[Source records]
Start of Block

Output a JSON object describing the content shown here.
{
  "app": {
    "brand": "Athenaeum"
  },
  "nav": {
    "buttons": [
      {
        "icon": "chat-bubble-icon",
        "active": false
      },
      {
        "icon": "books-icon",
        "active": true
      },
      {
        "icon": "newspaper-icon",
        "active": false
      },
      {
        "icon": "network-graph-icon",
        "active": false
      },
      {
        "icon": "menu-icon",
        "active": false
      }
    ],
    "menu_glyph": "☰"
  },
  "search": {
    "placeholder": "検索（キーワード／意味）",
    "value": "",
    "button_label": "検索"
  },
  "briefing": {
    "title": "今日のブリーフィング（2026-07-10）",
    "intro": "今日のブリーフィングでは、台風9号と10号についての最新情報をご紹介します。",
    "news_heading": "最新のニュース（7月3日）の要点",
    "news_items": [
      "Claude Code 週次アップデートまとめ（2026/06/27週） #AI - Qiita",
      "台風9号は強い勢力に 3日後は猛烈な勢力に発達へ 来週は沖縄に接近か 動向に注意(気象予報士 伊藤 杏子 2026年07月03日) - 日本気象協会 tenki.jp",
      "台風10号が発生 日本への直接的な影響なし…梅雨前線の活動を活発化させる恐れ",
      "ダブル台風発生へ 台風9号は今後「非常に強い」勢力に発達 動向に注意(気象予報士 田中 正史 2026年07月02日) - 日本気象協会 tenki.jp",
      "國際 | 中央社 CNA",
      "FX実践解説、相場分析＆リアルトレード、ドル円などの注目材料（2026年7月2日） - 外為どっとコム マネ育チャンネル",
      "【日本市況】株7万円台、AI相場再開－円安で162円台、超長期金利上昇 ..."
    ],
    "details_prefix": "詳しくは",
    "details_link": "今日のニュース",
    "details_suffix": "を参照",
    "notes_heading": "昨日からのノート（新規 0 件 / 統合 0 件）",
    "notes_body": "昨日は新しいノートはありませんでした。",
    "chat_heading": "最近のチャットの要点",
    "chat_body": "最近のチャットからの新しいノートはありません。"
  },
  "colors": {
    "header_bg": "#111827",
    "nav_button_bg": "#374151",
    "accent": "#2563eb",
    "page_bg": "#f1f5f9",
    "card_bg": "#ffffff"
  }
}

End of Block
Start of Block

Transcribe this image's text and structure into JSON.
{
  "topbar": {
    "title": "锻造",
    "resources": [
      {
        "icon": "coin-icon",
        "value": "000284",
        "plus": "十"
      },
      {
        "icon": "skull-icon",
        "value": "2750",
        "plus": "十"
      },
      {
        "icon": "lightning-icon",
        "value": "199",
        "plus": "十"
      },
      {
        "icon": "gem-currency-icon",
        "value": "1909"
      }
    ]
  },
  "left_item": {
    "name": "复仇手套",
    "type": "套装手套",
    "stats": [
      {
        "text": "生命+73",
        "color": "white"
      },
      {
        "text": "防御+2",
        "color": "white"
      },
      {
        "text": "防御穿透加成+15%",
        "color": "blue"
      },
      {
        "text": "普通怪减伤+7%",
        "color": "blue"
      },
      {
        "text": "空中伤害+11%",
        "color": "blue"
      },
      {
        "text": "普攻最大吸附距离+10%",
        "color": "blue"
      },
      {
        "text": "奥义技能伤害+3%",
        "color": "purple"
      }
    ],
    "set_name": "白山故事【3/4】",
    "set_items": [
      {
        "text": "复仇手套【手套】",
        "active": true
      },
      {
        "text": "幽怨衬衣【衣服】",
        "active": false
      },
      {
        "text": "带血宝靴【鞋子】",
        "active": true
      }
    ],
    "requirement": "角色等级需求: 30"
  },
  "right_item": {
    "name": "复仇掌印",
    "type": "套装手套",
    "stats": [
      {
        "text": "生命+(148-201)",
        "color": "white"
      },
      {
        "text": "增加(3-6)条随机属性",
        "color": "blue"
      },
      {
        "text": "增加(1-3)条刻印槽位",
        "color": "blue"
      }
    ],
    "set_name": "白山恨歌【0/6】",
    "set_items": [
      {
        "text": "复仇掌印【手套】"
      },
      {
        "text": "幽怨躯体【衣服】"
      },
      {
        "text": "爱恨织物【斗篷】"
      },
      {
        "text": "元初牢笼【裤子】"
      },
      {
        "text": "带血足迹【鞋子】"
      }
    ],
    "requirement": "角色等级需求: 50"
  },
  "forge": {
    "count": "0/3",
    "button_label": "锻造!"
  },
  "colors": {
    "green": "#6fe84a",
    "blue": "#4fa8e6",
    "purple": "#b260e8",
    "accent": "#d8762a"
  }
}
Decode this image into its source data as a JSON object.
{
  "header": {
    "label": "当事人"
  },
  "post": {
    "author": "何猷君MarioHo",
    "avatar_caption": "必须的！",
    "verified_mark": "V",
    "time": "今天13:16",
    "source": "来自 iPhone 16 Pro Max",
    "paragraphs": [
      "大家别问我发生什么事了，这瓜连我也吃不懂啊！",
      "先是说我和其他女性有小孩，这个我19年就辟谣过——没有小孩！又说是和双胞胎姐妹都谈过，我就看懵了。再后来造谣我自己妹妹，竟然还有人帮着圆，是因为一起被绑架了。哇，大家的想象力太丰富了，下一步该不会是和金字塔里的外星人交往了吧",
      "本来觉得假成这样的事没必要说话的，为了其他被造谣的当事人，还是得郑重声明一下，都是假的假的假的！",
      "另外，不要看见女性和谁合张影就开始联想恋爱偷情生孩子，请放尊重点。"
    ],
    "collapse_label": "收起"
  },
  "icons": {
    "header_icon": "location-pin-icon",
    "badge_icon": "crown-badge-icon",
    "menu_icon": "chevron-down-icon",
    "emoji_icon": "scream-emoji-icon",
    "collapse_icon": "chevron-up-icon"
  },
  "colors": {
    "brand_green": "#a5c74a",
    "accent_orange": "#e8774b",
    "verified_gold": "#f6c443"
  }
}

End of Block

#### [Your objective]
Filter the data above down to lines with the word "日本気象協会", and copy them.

#### [Solution]
      "台風9号は強い勢力に 3日後は猛烈な勢力に発達へ 来週は沖縄に接近か 動向に注意(気象予報士 伊藤 杏子 2026年07月03日) - 日本気象協会 tenki.jp",
      "ダブル台風発生へ 台風9号は今後「非常に強い」勢力に発達 動向に注意(気象予報士 田中 正史 2026年07月02日) - 日本気象協会 tenki.jp",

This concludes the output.